**DIRECTIONS FOR THIS TASK:**
Of the lines below, copy those that hold the word "Candlestick".

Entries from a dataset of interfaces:
★ ★ ★

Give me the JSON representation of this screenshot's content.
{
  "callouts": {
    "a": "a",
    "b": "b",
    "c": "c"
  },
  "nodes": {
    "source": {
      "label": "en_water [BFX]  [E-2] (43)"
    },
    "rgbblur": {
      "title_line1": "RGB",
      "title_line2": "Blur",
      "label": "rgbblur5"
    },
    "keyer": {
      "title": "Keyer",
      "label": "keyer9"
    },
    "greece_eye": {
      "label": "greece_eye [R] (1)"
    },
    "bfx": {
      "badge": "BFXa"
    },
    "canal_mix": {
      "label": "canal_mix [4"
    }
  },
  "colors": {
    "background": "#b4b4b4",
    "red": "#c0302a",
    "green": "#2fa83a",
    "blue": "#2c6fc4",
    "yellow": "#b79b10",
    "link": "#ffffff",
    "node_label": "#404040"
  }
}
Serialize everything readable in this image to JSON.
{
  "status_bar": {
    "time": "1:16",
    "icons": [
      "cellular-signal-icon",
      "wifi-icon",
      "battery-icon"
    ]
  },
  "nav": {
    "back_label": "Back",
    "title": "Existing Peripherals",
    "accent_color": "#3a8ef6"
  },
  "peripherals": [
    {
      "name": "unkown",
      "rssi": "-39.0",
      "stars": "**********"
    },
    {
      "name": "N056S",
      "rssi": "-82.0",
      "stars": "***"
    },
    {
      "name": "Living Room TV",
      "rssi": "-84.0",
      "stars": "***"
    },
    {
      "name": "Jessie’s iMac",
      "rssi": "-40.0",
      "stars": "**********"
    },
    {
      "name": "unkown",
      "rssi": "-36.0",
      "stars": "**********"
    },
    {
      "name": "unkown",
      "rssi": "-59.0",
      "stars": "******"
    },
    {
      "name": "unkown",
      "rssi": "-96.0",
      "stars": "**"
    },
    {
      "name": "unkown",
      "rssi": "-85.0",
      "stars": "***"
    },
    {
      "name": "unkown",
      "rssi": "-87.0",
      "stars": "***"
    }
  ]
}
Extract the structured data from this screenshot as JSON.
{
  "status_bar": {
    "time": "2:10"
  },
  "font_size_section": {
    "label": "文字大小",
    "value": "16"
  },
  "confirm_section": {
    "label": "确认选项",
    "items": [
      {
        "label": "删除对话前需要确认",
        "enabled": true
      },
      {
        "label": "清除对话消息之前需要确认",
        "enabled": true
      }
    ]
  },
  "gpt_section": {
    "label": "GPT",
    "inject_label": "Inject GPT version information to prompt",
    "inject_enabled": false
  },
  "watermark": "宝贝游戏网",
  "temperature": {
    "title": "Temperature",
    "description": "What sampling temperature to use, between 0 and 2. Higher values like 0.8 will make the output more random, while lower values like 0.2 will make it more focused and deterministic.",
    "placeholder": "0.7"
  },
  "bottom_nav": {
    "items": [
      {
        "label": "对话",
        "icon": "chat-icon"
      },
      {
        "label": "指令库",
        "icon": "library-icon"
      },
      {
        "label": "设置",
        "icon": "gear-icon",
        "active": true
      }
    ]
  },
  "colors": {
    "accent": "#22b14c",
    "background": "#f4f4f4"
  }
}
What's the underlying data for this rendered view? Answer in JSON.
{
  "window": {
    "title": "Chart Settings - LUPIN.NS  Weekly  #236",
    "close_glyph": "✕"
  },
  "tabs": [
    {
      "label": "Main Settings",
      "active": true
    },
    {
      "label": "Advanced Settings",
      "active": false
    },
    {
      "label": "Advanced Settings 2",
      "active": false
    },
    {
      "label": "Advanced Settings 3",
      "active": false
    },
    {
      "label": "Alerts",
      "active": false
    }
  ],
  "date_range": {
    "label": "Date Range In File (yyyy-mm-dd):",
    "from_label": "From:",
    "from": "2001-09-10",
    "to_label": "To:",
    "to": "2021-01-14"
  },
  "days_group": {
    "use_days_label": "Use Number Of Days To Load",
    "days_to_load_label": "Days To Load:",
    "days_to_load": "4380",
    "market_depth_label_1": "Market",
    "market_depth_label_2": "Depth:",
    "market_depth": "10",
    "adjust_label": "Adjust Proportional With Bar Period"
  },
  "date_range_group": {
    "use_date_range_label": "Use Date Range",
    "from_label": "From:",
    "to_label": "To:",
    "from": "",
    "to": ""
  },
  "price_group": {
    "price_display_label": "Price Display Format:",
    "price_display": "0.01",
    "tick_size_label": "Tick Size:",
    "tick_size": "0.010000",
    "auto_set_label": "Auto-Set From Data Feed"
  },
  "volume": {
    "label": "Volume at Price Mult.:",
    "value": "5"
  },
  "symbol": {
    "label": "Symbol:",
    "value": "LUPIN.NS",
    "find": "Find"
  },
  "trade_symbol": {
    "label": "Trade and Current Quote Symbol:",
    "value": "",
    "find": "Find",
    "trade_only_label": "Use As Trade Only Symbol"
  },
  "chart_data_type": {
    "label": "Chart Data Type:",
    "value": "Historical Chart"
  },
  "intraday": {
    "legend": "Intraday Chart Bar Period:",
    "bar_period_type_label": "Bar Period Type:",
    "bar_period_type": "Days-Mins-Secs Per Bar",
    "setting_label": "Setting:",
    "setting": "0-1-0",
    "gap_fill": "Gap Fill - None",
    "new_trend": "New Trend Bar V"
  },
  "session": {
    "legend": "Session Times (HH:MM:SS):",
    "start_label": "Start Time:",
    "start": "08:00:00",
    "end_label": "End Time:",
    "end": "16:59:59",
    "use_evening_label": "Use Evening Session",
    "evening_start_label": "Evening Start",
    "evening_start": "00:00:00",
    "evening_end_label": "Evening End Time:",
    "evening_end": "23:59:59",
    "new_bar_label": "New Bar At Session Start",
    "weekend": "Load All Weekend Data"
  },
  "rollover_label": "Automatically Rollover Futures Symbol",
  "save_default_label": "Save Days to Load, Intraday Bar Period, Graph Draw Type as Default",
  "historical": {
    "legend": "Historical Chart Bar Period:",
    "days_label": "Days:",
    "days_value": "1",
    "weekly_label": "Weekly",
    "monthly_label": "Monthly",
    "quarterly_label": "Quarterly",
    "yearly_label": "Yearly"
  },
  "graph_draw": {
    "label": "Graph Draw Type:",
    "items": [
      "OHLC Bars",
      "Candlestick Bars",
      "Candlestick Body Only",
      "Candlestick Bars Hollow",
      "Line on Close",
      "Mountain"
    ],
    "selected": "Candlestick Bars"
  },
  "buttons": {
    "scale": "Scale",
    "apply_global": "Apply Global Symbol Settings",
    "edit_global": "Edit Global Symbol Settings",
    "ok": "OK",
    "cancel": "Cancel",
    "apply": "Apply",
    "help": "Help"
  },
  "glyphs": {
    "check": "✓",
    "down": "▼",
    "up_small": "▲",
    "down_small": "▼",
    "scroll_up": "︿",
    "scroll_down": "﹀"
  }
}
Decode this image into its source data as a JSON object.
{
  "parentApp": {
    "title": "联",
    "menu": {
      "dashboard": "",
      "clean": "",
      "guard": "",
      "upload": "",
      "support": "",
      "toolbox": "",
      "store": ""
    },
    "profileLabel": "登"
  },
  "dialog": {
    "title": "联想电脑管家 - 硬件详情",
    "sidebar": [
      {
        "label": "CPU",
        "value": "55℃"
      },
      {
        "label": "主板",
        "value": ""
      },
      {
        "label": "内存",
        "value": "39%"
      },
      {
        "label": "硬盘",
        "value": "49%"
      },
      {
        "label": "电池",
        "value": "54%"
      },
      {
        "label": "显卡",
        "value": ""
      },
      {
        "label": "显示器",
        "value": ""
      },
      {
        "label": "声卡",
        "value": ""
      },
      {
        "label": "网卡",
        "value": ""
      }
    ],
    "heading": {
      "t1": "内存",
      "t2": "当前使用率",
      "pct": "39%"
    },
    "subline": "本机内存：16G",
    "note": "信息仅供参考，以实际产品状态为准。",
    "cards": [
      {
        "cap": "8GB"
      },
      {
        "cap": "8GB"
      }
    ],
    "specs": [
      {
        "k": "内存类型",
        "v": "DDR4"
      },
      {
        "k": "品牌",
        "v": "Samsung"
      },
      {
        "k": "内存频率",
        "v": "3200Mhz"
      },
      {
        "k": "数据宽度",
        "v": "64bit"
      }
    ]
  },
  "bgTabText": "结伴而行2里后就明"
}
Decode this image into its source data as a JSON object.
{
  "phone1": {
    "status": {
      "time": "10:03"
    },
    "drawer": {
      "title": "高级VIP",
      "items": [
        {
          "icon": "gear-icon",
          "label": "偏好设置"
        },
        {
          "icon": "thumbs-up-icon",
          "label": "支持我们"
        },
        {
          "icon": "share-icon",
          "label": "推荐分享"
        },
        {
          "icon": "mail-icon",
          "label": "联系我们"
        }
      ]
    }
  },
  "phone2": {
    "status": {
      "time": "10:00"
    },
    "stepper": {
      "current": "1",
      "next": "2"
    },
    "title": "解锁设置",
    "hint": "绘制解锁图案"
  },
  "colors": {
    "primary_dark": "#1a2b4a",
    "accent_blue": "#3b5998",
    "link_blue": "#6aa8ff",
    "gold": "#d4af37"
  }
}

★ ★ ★

**FINISHED EXERCISE:**
      "Candlestick Bars",
      "Candlestick Body Only",
      "Candlestick Bars Hollow",
    "selected": "Candlestick Bars"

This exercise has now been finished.